    1. I hasten to add that I was a postgraduate student in computer science, and hence as a neutral was able to enjoy that debate.

  3. "The backstory explains that in 1940, Britain under Lord Halifax surrendered to Nazi Germany. Now, in 1952, Lord Beaverbrook is PM with Oswald Mosley as Home Secretary. Churchill is the leader of the resistance"

    Never thought Lord Beaverbrook, a Canadian, was an appeaser or the British Marshall Petain! Mosley the Home Secretary? This is the kind of delirium that is plausible when one is suffering from very high temperature caused by an extreme Flu variant!
    But , I can still believe the French President "agreeing" always with the German Chancellor even today on matters of the EU, despite Macron elected as the French president, following the tradition from the days of WWII, now, with a different name of German-French solidarity in respect of the EU!
    No need for the "What if" conjectures any more today, the German Chancellor is running the EU, now, for Germans, which means most of Europe!!

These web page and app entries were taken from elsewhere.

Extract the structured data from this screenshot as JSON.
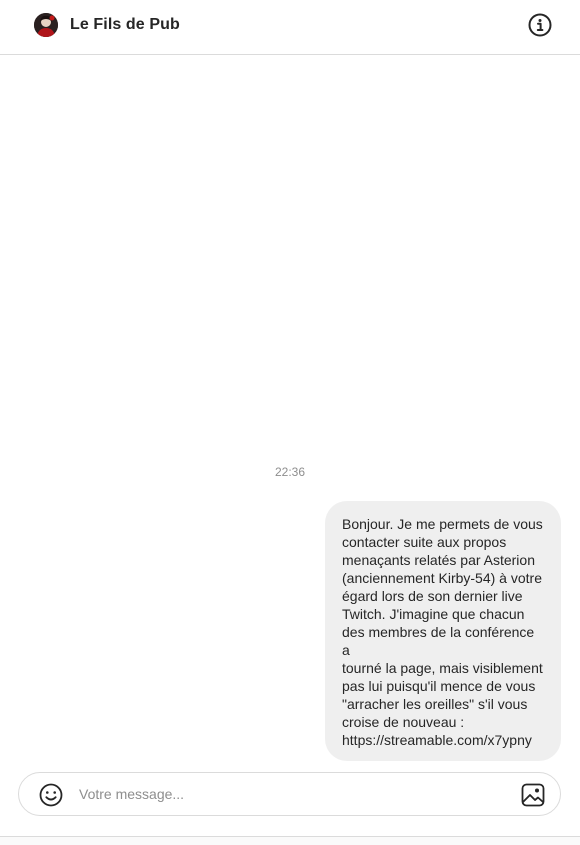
{
  "header": {
    "title": "Le Fils de Pub",
    "avatar_icon": "user-avatar",
    "info_icon": "info-icon"
  },
  "thread": {
    "timestamp": "22:36",
    "messages": [
      {
        "direction": "outgoing",
        "text": "Bonjour. Je me permets de vous\ncontacter suite aux propos\nmenaçants relatés par Asterion\n(anciennement Kirby-54) à votre\négard lors de son dernier live\nTwitch. J'imagine que chacun\ndes membres de la conférence a\ntourné la page, mais visiblement\npas lui puisqu'il mence de vous\n\"arracher les oreilles\" s'il vous\ncroise de nouveau :\nhttps://streamable.com/x7ypny"
      }
    ]
  },
  "composer": {
    "placeholder": "Votre message...",
    "value": "",
    "emoji_icon": "emoji-icon",
    "image_icon": "image-icon"
  },
  "colors": {
    "bubble_bg": "#efefef",
    "border": "#dbdbdb",
    "text": "#262626",
    "muted": "#8e8e8e"
  }
}
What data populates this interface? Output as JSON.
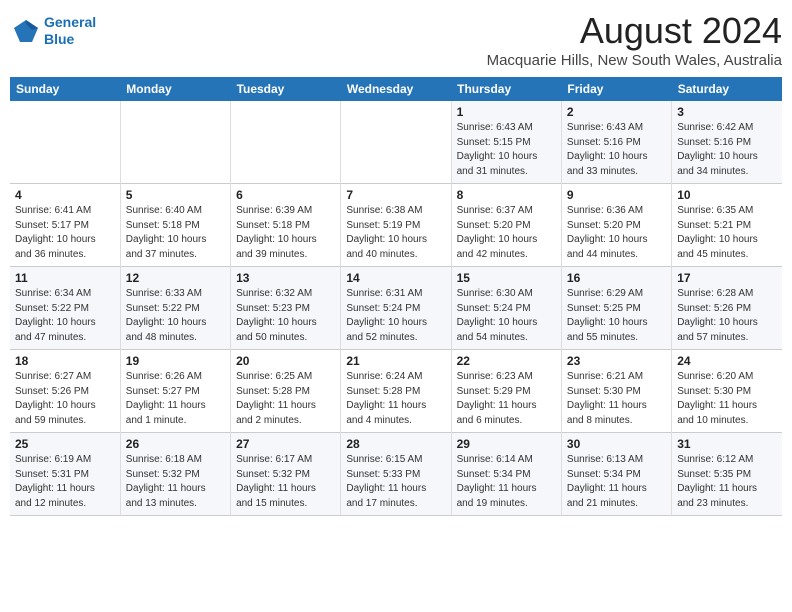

  4. Jim/Simon
    Thanks for your comments. I used to be a huge SF fan, particularly time travel and its idea of paradoxes, but never a Trekkie. The City on the Edge of Forever story sounds good though. For other Nazi alternate histories, that by controversial SF author Norman Spinrad, The Iron Dream, a real peculiarity about Hitler emigrating to the US and becoming a pulp fiction writer, may be worth a look. Also the very prolific Harry Turtledove, king of alternate histories, has written 7 books in his The War That Came Early series and a few other alternate WW2 novels, though I haven't read them. The problem with books like Turtledove's (and Sarban's) is that the further you get from the epicentre of the event, the more events diverge from probability. This is now called the Butterfly Effect, after Ray Bradbury's excellent 1953 time travel story A Sound of Thunder. So, Simon, that's why the What If? essays are not a waste of time and are good to read, because their speculation is kept to a minimum. Of course they cover much more than WW2.
    On the back story to Dominion, I agree it's farfetched, though Sansom has made a good effort at a detailed alternate.